Pierre Cardin has passed away at age 98, and while the designer had a great impact on the world of fashion, he also brought his signature style to the automotive realm, chiefly with the unlikely partner of American Motors.
At the dawn of the 1970s, AMC decided to seek out a little glamour for its freshly renewed product lineup by having famous fashion designers work their magic on AMC cars. The first model to get the fashion treatment was the Hornet Sportabout wagon, with a special Gucci edition that became available for 1972. Later that same year, Pierre Cardin's Javelin was introduced.
The Cardin Javelin arrived midway through the '72 model year as an interior option package. The designer had submitted as many as 10 proposals to AMC, and the chosen selection was a black interior with a wild multi-hued stripe of silver, white, red and purple that grooved across the seats, touched the door panels and continued onto the headliner. "People should feel like they're sitting in a living room rather than a machine," the designer was quoted in ads introducing his eponymous Javelin. In a press release, AMC said, "Cardin takes an ultra-modern abstract approach to his interior design."
The Cardin interior option package was available with specific exterior colors: Snow White, Stardust Silver, Trans Am Red, and Wild Plum. For the '73 model year, Diamond Blue was a new exterior color option.
The Pierre Cardin option was only $85 and was offered exclusively on the Javelin SST, although it's reported that the Pierre Cardin option also appeared on a handful of Javelin AMX models. For 1973, you could officially get a Pierre Cardin Javelin AMX. A total of 4,152 were built over the two model years.
AMC's next fashion special was the Matador coupe, but the automaker tapped Oleg Cassini for that gig. Pierre Cardin was not finished with the automobile business, though.
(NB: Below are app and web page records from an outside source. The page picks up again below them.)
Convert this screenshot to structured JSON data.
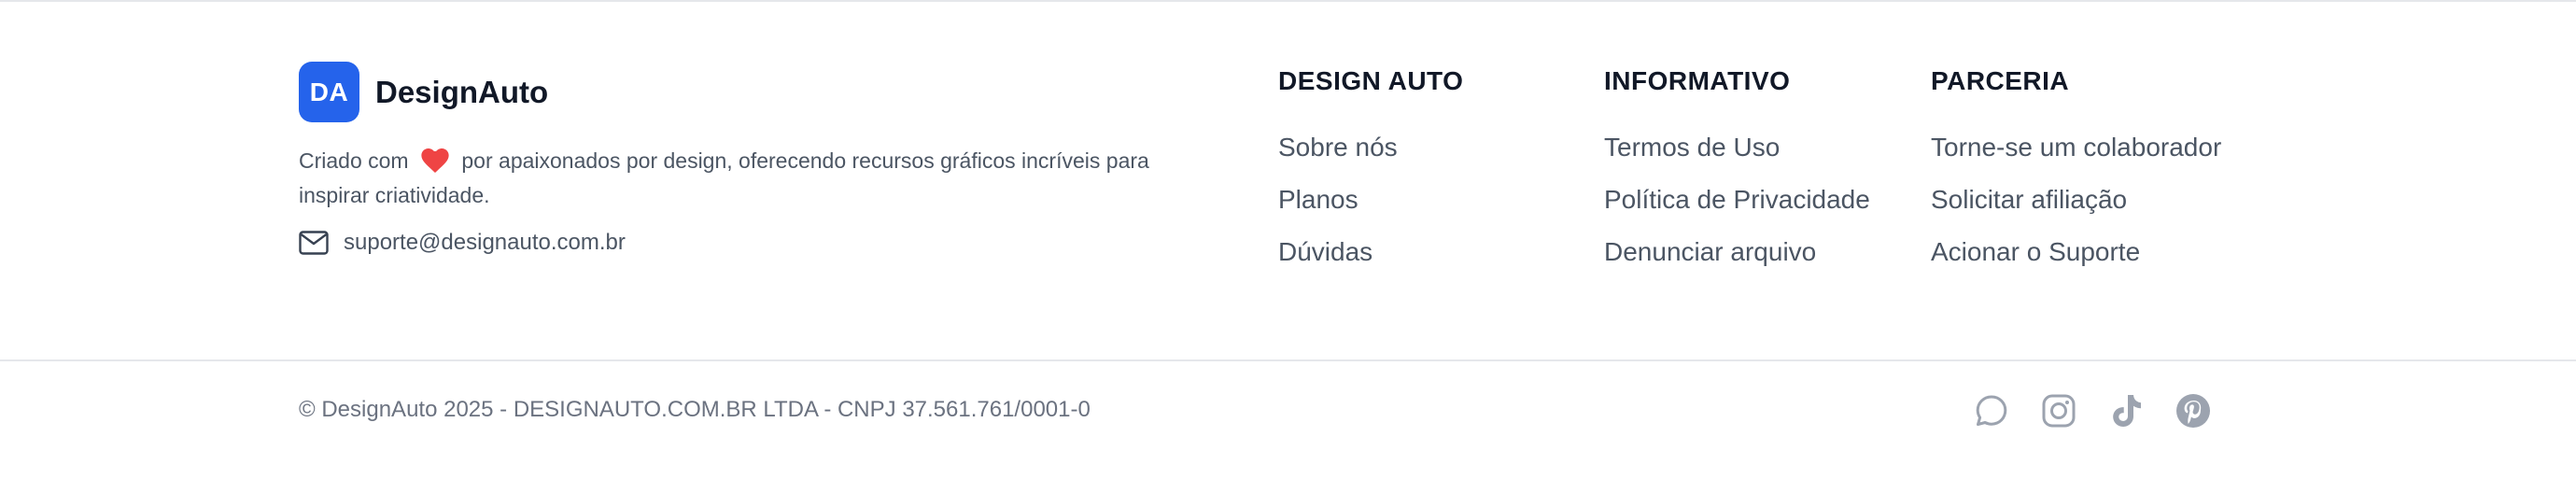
{
  "brand": {
    "logo_text": "DA",
    "name": "DesignAuto",
    "desc_before": "Criado com",
    "desc_after": "por apaixonados por design, oferecendo recursos gráficos incríveis para inspirar criatividade.",
    "email": "suporte@designauto.com.br",
    "accent_color": "#2563eb",
    "heart_color": "#ef4444"
  },
  "columns": [
    {
      "title": "DESIGN AUTO",
      "links": [
        "Sobre nós",
        "Planos",
        "Dúvidas"
      ]
    },
    {
      "title": "INFORMATIVO",
      "links": [
        "Termos de Uso",
        "Política de Privacidade",
        "Denunciar arquivo"
      ]
    },
    {
      "title": "PARCERIA",
      "links": [
        "Torne-se um colaborador",
        "Solicitar afiliação",
        "Acionar o Suporte"
      ]
    }
  ],
  "bottom": {
    "copyright": "© DesignAuto 2025 - DESIGNAUTO.COM.BR LTDA - CNPJ 37.561.761/0001-0",
    "socials": [
      "whatsapp-icon",
      "instagram-icon",
      "tiktok-icon",
      "pinterest-icon"
    ],
    "icon_color": "#9ca3af"
  }
}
In 1975, he put his touch on the Sbarro Stash, an obscure supercar based on the SV1, with the result displayed at the Paris auto show. The designer next customized a run of early-'80s Cadillac Eldorados, and this time the treatment extended beyond the interior. A redesigned front end featured hidden headlights behind a full-width horizontal-car grille but unfortunately made the already-considerable front overhang even longer; the rear treatment was similarly modified with the factory vertical taillights replaced with horizontal units. The interior wasn't neglected, of course, and included a built-in bar, a TV/VCR combo, leather everywhere, and lambswool carpets. The Cadillac Eldorado Evolution by Pierre Cardin cost nearly triple the price of a standard Eldorado at $58,000 ($166,000 in today's money). It's believed that fewer than 100 were built.
Interesting, but we'll take a '72 Javelin — in Majestic Plum, of course.